(WORK TASK): Go line by line through the data and copy those with the word "title".

======== AVAILABLE RECORDS

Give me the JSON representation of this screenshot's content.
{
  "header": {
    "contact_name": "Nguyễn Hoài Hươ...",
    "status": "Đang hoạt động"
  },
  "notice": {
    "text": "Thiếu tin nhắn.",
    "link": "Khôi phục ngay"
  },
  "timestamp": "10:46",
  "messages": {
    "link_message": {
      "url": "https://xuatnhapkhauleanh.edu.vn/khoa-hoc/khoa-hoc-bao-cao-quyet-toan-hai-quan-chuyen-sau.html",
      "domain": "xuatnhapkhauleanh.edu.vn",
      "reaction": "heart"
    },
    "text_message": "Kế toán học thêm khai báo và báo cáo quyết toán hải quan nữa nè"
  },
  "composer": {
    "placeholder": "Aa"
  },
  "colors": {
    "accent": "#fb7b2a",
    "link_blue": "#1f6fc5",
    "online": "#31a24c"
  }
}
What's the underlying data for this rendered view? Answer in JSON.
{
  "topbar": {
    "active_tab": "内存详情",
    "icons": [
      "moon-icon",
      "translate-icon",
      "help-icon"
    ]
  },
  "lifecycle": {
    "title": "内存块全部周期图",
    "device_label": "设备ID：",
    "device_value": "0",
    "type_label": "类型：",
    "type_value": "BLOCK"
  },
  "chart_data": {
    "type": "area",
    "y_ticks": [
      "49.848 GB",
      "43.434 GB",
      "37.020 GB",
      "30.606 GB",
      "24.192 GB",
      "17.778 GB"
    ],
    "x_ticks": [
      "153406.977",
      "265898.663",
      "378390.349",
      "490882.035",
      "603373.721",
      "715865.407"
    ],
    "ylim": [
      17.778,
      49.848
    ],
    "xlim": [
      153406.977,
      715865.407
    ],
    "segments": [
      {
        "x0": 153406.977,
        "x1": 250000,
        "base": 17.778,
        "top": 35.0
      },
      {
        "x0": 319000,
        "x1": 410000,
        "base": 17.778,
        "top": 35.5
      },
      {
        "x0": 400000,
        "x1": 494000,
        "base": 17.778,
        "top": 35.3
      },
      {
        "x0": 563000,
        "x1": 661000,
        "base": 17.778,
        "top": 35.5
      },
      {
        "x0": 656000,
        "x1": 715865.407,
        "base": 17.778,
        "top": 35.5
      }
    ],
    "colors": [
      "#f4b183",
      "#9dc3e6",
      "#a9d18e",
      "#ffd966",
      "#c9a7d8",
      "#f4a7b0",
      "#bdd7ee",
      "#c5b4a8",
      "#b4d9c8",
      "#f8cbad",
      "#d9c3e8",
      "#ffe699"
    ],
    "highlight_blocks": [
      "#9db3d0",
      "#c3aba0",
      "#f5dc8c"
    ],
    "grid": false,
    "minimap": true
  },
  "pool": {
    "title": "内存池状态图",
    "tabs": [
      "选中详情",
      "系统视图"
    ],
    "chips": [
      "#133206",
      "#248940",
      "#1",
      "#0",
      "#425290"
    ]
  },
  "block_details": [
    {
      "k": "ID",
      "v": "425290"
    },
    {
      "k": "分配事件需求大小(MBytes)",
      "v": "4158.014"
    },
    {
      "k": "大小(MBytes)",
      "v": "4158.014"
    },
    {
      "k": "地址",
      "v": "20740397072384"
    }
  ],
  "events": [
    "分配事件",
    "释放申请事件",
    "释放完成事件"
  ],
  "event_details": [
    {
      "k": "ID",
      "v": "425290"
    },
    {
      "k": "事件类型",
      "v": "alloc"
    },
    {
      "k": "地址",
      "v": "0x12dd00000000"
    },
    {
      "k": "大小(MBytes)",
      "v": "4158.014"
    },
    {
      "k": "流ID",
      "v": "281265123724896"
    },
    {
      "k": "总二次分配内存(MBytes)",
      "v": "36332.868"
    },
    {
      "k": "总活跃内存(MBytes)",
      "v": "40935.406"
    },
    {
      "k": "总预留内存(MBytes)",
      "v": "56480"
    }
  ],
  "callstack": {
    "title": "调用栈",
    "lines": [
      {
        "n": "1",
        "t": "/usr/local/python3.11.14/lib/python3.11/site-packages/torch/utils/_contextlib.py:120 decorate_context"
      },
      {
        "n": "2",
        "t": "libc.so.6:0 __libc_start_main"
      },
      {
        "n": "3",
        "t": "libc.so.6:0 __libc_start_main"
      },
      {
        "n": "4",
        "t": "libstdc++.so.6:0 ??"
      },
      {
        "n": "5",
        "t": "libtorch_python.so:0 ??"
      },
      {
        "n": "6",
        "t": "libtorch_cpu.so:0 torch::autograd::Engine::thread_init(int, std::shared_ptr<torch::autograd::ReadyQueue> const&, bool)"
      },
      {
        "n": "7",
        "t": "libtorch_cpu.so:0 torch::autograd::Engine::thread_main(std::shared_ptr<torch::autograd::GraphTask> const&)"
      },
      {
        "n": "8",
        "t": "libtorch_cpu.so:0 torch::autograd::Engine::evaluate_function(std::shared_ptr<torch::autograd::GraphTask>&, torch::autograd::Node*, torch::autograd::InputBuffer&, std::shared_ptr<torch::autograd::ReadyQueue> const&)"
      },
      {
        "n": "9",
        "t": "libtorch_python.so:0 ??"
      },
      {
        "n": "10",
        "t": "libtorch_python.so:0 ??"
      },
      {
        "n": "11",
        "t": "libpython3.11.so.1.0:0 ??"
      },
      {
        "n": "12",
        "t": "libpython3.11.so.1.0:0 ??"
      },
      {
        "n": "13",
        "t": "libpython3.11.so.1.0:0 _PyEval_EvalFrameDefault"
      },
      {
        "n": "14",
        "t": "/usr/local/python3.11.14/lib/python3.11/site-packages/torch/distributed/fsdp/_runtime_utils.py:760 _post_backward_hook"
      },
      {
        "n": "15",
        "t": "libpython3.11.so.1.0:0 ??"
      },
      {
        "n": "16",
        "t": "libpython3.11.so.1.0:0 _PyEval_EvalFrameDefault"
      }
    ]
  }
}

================

(FINISHED TASK):
    "title": "内存块全部周期图",
    "title": "内存池状态图",
    "title": "调用栈",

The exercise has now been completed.